To me, this epitomised the values that should be at the heart of everything RNZ does. Inclusivity, diversity, making every New Zealander feel that RNZ belongs to them.
This is why I am a supporter of RNZ using the Maori language during regular programming. But sadly, it seems that the sensitivity and courtesy it extends around diversity and inclusion no longer extends to disabled people.
Around a month ago, I was surprised to read a tweet from the @NZMorningReport Twitter account in which it published some feedback from a listener as an image. The important thing to note here is that this feedback was sent as an email, so it started life as text, which is accessible. Morning Report converted that text to an image, which a blind person can’t see, thus rendering accessible content inaccessible.
Since I’d not noticed RNZ doing this before, I thought it a one-off, perhaps thanks to someone temporarily running the account, and left it at that.
But a few days later, the same Twitter account published more listener feedback in the same way. This time, I sent the following tweet in reply.
“@NZMorningReport You may not realise, but when you attach images of content like this, it’s inaccessible to blind people using screen reading software. Not at all a good practice for our public broadcaster which should be inclusive.”
No one did me the courtesy of acknowledging my tweet, although, ironically, it did result in a useful dialogue with the new Head of Digital at MediaWorks.
A kind member of the public typed the listener feedback out for me to read.
If there is some good reason to convert perfectly readable text to an image, the least that can be done is to copy and paste the actual text into the description field Twitter provides for creating accessible images.
On Friday 8 June, both the Morning Report and main RNZ account tweeted a graphical image of a translation to English of the te reo Guyon used at 7 AM. It's ironic and disappointing that they would trumpet their diversity with a tweet excluding another minority.
There's been a high staff turnover at RNZ lately, and I wondered if accessibility best practice had got lost in the shuffle. So I wrote directly to RNZ's Chief Executive, Paul Thompson, politely pointing out the issues and how for years, RNZ has been the organisation I've pointed people to as an example of how to have accessibility in your corporate DNA.
In that email, sent on 9 June, I wrote in part:

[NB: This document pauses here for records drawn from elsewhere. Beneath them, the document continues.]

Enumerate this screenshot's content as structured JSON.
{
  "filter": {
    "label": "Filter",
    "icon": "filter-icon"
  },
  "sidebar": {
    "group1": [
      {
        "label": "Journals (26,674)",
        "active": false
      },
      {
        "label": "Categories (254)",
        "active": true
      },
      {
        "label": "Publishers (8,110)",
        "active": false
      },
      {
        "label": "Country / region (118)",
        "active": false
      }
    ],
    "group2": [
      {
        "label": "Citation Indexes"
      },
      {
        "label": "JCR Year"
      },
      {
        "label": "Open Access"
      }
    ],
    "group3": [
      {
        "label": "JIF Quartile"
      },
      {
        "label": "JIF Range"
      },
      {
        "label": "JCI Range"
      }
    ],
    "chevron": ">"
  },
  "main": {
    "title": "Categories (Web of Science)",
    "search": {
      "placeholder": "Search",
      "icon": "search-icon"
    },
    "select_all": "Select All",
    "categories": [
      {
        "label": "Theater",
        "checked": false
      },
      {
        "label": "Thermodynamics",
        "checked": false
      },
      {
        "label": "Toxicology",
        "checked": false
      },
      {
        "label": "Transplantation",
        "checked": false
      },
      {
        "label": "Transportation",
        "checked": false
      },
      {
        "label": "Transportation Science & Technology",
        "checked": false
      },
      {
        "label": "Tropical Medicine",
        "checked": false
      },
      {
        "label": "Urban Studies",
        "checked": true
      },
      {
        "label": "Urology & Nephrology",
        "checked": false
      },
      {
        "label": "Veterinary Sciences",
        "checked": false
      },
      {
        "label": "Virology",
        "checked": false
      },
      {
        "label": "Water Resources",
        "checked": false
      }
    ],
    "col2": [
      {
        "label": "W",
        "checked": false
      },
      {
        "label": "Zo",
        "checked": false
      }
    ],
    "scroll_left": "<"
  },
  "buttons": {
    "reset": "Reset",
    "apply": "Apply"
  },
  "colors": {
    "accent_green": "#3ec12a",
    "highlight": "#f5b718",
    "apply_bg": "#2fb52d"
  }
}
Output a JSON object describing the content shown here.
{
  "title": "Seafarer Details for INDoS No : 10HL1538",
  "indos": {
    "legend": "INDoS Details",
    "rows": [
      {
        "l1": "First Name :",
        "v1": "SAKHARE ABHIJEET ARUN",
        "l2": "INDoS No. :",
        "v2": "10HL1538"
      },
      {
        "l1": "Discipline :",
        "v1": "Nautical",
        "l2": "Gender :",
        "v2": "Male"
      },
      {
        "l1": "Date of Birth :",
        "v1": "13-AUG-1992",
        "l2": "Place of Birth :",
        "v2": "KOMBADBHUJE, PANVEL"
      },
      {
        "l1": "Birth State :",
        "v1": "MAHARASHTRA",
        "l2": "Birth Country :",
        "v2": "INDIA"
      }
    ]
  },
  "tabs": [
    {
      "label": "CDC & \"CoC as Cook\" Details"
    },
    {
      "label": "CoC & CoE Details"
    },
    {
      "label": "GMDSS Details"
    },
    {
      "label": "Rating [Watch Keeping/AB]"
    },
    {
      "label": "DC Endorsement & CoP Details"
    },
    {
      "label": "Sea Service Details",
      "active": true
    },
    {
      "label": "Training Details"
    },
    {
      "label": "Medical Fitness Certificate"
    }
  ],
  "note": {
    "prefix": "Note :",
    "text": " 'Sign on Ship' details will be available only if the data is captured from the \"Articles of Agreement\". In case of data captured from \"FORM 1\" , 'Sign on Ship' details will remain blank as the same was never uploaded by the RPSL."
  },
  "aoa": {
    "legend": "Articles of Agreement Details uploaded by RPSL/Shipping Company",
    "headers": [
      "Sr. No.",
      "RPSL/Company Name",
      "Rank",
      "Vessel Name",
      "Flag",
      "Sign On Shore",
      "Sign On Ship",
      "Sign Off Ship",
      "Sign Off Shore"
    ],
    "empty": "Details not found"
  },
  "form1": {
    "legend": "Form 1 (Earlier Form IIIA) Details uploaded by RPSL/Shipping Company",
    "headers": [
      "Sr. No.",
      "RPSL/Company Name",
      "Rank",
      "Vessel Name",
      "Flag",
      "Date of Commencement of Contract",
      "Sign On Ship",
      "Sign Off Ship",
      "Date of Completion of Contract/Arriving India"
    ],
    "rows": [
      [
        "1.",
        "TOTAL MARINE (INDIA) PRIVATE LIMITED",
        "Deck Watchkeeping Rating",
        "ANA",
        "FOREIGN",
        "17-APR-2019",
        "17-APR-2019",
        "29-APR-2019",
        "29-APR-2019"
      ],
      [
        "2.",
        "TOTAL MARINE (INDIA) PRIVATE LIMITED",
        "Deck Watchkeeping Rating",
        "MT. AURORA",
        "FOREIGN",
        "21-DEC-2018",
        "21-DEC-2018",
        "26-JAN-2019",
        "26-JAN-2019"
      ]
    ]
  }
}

"I’m hoping that, having raised this issue with you directly, you’ll be able to assure me that excluding people in this way isn’t the kind of RNZ you want. I’d suggest a clear policy stating a commitment to accessibility in online content, making specific reference to the use of images. It’s not difficult to do, but it makes the difference between some people being able to consume information and not."
A month later, I've not received a reply from Paul to that email.
I was able to have an email exchange a week ago with others at RNZ, but so far, the inaccessible images keep on coming.
I appreciate that when a mobile journalist is out in the field dealing with a breaking news story, it may not always be possible for every image to have a text description, even though typing something brief doesn't take long. But when social media account managers in the office are tweeting images to accompany a story, a public broadcaster like RNZ, which I am helping to fund, should be as inclusive as our Parliament.
What you can do
I believe most kiwis believe in a fair go. Many of us buy fair trade or free range or try to refrain from plastic because we care about the welfare of others. If you believe our public broadcaster should be inclusive, I encourage you to let them know, particularly on Twitter.
You can also show your solidarity by being inclusive yourself, and typing out a quick description of images you're uploading to Twitter and including them in Twitter's recommended way.
I believe it's in our values for New Zealand to be an accessibility leader, so please join me and be the change we want to see in the world.